| TASK TO CARRY OUT |
Set down each entry exactly as it stands, without altering a single character.

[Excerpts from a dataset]
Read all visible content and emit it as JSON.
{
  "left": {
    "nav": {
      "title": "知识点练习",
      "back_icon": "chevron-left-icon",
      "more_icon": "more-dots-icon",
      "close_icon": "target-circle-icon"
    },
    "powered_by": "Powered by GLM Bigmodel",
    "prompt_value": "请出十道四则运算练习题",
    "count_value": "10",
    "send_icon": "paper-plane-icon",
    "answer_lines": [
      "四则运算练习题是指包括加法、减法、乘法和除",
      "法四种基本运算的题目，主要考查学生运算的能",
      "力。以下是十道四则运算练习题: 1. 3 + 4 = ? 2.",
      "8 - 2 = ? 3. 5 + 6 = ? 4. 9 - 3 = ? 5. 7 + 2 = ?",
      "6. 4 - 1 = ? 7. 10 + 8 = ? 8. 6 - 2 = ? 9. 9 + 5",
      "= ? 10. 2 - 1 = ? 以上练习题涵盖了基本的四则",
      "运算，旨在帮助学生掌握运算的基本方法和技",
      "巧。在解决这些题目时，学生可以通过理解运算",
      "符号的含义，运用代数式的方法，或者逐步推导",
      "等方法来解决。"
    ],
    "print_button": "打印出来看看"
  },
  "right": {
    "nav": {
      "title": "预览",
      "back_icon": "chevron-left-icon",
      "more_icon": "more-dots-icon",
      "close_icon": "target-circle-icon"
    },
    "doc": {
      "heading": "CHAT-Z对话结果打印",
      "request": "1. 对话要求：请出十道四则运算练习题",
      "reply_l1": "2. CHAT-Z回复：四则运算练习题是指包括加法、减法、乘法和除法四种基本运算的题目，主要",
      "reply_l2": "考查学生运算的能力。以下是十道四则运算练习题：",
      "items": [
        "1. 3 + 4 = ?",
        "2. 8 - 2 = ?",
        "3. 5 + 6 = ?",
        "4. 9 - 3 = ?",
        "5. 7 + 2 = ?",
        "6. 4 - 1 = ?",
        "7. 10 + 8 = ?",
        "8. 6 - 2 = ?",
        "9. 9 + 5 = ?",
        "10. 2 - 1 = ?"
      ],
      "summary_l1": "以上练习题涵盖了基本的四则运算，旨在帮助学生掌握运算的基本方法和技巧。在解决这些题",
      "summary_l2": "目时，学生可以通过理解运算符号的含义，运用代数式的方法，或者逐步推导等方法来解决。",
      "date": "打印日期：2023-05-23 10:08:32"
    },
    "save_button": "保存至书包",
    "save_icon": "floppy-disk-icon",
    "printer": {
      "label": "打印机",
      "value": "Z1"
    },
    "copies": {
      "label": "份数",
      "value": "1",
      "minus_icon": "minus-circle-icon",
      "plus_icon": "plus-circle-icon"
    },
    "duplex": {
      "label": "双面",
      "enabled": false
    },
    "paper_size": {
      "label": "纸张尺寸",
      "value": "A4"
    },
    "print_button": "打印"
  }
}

| PROBLEM SOLUTION |
Read all visible content and emit it as JSON.
{
  "left": {
    "nav": {
      "title": "知识点练习",
      "back_icon": "chevron-left-icon",
      "more_icon": "more-dots-icon",
      "close_icon": "target-circle-icon"
    },
    "powered_by": "Powered by GLM Bigmodel",
    "prompt_value": "请出十道四则运算练习题",
    "count_value": "10",
    "send_icon": "paper-plane-icon",
    "answer_lines": [
      "四则运算练习题是指包括加法、减法、乘法和除",
      "法四种基本运算的题目，主要考查学生运算的能",
      "力。以下是十道四则运算练习题: 1. 3 + 4 = ? 2.",
      "8 - 2 = ? 3. 5 + 6 = ? 4. 9 - 3 = ? 5. 7 + 2 = ?",
      "6. 4 - 1 = ? 7. 10 + 8 = ? 8. 6 - 2 = ? 9. 9 + 5",
      "= ? 10. 2 - 1 = ? 以上练习题涵盖了基本的四则",
      "运算，旨在帮助学生掌握运算的基本方法和技",
      "巧。在解决这些题目时，学生可以通过理解运算",
      "符号的含义，运用代数式的方法，或者逐步推导",
      "等方法来解决。"
    ],
    "print_button": "打印出来看看"
  },
  "right": {
    "nav": {
      "title": "预览",
      "back_icon": "chevron-left-icon",
      "more_icon": "more-dots-icon",
      "close_icon": "target-circle-icon"
    },
    "doc": {
      "heading": "CHAT-Z对话结果打印",
      "request": "1. 对话要求：请出十道四则运算练习题",
      "reply_l1": "2. CHAT-Z回复：四则运算练习题是指包括加法、减法、乘法和除法四种基本运算的题目，主要",
      "reply_l2": "考查学生运算的能力。以下是十道四则运算练习题：",
      "items": [
        "1. 3 + 4 = ?",
        "2. 8 - 2 = ?",
        "3. 5 + 6 = ?",
        "4. 9 - 3 = ?",
        "5. 7 + 2 = ?",
        "6. 4 - 1 = ?",
        "7. 10 + 8 = ?",
        "8. 6 - 2 = ?",
        "9. 9 + 5 = ?",
        "10. 2 - 1 = ?"
      ],
      "summary_l1": "以上练习题涵盖了基本的四则运算，旨在帮助学生掌握运算的基本方法和技巧。在解决这些题",
      "summary_l2": "目时，学生可以通过理解运算符号的含义，运用代数式的方法，或者逐步推导等方法来解决。",
      "date": "打印日期：2023-05-23 10:08:32"
    },
    "save_button": "保存至书包",
    "save_icon": "floppy-disk-icon",
    "printer": {
      "label": "打印机",
      "value": "Z1"
    },
    "copies": {
      "label": "份数",
      "value": "1",
      "minus_icon": "minus-circle-icon",
      "plus_icon": "plus-circle-icon"
    },
    "duplex": {
      "label": "双面",
      "enabled": false
    },
    "paper_size": {
      "label": "纸张尺寸",
      "value": "A4"
    },
    "print_button": "打印"
  }
}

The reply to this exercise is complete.